====== Task data ======

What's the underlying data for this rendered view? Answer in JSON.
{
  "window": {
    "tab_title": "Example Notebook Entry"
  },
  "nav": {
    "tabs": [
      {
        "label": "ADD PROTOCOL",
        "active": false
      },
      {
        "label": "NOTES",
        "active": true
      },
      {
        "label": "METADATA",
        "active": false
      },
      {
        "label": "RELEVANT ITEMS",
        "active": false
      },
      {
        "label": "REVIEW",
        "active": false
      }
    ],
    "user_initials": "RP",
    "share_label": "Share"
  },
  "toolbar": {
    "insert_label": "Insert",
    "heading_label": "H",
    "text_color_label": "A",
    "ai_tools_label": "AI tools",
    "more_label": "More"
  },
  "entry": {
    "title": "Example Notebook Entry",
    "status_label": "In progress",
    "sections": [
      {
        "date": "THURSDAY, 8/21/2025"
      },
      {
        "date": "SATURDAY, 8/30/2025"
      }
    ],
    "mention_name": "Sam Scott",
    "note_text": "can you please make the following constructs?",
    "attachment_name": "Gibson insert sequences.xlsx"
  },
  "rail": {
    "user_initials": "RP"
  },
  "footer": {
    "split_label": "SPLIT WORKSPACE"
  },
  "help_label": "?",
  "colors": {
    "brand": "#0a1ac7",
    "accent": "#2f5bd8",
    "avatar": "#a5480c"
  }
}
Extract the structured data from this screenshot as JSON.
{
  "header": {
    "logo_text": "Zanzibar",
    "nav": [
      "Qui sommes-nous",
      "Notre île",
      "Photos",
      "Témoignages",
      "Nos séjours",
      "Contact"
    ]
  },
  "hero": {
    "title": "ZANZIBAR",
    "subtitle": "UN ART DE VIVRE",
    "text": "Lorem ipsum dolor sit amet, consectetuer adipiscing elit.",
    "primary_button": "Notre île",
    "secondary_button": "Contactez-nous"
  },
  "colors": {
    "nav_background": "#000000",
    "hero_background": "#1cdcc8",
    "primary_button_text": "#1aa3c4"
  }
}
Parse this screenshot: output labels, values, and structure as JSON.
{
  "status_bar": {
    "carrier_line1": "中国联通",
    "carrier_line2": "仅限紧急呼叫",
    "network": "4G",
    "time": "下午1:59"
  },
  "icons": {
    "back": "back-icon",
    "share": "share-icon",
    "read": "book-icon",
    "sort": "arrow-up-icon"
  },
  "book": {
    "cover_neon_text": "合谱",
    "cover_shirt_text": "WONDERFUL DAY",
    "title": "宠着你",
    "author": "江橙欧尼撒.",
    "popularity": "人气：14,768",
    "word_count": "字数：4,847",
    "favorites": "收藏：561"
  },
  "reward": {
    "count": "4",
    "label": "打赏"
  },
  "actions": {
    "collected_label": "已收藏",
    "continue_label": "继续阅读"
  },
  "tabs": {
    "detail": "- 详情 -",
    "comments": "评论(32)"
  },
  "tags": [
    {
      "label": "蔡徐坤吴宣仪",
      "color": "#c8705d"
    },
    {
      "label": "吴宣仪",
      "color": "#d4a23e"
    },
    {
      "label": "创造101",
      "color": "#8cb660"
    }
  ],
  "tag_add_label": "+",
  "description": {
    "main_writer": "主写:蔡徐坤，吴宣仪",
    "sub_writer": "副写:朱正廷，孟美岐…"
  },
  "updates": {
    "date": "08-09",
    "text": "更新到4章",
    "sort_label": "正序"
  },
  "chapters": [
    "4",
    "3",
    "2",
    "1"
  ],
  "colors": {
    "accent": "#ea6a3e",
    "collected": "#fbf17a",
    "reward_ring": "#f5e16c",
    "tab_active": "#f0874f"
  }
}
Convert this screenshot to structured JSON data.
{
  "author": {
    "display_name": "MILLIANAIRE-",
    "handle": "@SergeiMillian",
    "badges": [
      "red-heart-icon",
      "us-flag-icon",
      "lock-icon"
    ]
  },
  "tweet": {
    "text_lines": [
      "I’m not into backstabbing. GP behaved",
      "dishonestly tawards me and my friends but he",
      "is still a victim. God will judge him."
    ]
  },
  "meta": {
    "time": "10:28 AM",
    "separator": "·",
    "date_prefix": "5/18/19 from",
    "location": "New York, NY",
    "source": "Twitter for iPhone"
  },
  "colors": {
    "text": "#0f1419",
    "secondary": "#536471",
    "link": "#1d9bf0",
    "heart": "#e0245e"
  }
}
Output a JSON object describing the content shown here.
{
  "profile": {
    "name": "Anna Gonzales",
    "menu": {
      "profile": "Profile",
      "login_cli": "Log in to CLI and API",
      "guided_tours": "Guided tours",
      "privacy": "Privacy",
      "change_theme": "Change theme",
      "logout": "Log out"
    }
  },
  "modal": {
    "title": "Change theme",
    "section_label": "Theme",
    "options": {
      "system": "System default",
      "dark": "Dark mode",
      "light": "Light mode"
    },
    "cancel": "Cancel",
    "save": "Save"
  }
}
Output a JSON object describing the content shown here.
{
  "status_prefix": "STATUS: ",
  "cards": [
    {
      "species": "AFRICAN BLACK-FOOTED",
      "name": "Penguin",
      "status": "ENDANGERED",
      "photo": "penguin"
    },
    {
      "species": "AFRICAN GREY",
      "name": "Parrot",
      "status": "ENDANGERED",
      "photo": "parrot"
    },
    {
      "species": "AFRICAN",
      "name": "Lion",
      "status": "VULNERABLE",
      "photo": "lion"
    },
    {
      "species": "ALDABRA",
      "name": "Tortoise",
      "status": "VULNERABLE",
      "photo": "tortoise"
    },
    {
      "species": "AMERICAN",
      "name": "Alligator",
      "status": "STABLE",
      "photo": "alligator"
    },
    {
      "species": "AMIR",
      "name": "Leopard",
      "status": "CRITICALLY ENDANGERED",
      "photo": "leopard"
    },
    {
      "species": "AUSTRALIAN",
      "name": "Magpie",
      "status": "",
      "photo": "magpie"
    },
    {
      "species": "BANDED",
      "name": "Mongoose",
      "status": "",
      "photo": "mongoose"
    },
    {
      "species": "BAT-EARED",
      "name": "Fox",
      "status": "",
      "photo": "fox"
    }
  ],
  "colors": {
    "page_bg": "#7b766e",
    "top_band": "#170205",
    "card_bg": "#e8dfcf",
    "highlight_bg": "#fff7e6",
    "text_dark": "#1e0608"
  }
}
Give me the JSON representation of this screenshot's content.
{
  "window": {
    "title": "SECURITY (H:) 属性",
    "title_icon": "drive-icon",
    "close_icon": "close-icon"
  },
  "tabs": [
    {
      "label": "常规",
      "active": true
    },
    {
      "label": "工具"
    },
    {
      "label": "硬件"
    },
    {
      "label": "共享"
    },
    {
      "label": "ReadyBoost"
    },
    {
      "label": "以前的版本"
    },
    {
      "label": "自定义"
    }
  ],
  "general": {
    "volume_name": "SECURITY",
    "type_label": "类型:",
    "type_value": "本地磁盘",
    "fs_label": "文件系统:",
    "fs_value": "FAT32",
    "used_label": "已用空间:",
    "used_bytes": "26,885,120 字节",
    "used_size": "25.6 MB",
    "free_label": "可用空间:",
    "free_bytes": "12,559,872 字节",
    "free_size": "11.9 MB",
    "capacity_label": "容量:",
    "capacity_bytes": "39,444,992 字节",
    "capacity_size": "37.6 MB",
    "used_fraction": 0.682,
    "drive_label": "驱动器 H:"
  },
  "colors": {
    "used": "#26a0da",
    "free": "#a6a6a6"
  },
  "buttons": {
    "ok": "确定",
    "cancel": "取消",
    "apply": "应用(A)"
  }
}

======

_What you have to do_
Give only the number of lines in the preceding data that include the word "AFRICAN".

_Result of this task_
3